Customer satisfaction in retail and info-communications sectors inch up in 2015

SINGAPORE - A nationwide survey on customer satisfaction in the retail and info-communications sectors has shown that satisfaction levels inched up in 2015 from the year before.

Of the eight retail sub-sectors surveyed, only the petrol stations and motor vehicles sub-sectors showed significant improvement, the latest Customer Satisfaction Index of Singapore, released on Wednesday, has found.

The retail sector scored 70 points out of 100, an increase of 0.5 per cent compared to 2014, while the info-communications sector scored 67.4 points, up 0.9 per cent, said the Institute of Service Excellence at the Singapore Management University (ISES), which compiled the index.

Both changes were not statistically significant, said ISES. The only entities that showed significant improvement were Esso petrol station (+4.8 per cent) and OG departmental store (+4.0 per cent), while supermarket chain Sheng Shiong was the only entity whose score fell significantly (-3.0 per cent).

Feedback was gathered from 9,000 locals and tourists between January and March 2015.

The survey noted that customers' perception of value has become less important in driving satisfaction. This means that while discounts and sales can help drive customers into stores, these are increasingly unlikely to translate to more satisfied customers.

Another key finding was that locals and tourists responded differently to the various service touchpoints. For example, in departmental stores, how courteous and professional the staff are had less impact on local consumers.

To tourists, however, the store layout and ambience were more important in driving satisfaction.
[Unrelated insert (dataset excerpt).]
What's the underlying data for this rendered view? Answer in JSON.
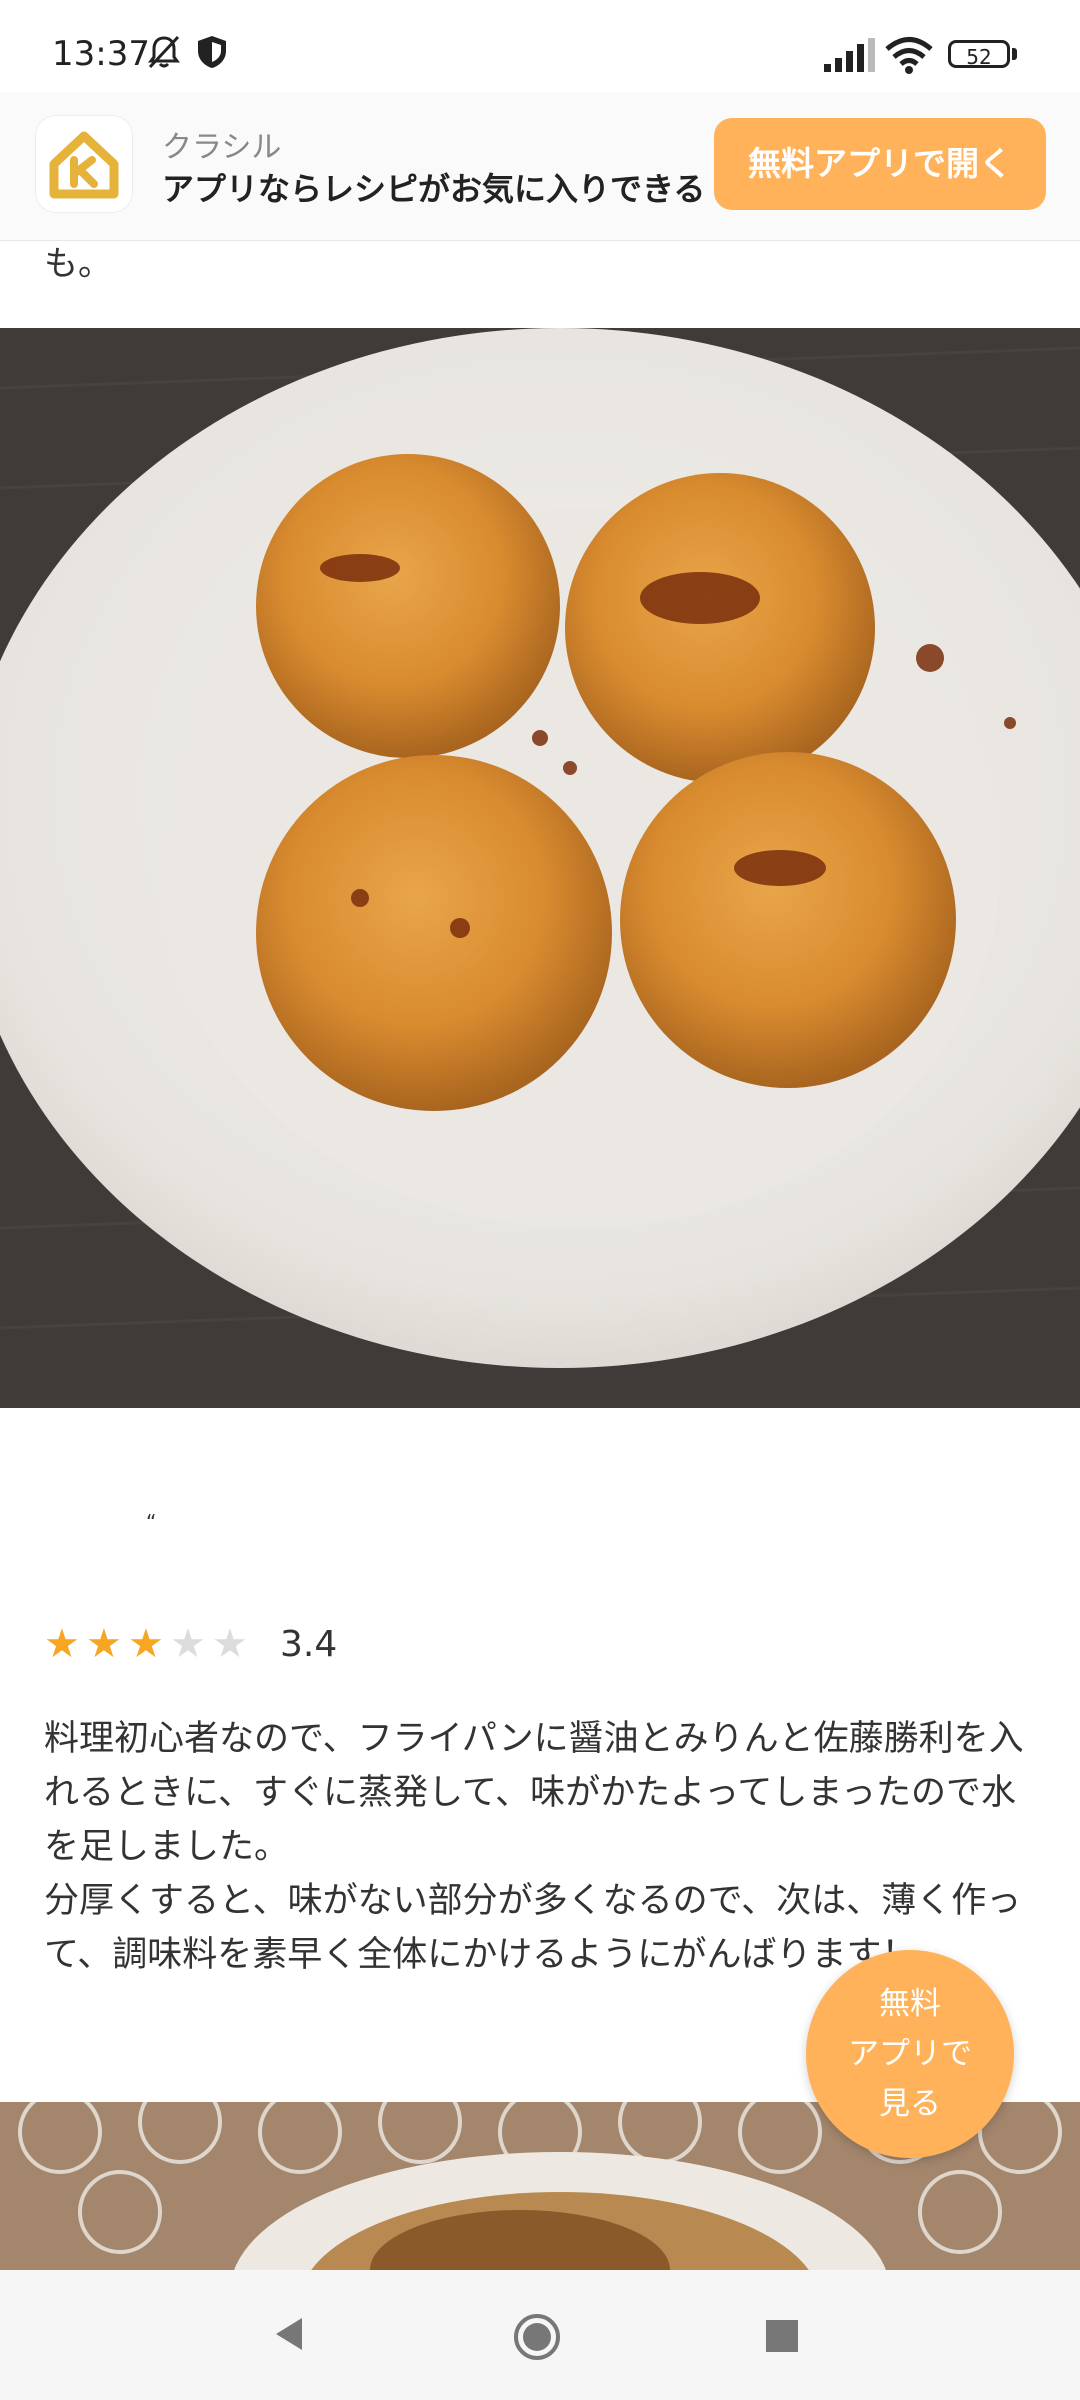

ISES academic director Marcus Lee said: "The changing visitor numbers to Singapore may be beyond the control of most businesses here, but once the customer is in the door, stores must be able to match the experience with expectations, and managers must be cognisant of its customers' profiles and their potentially different perceptions of what constitutes a great experience."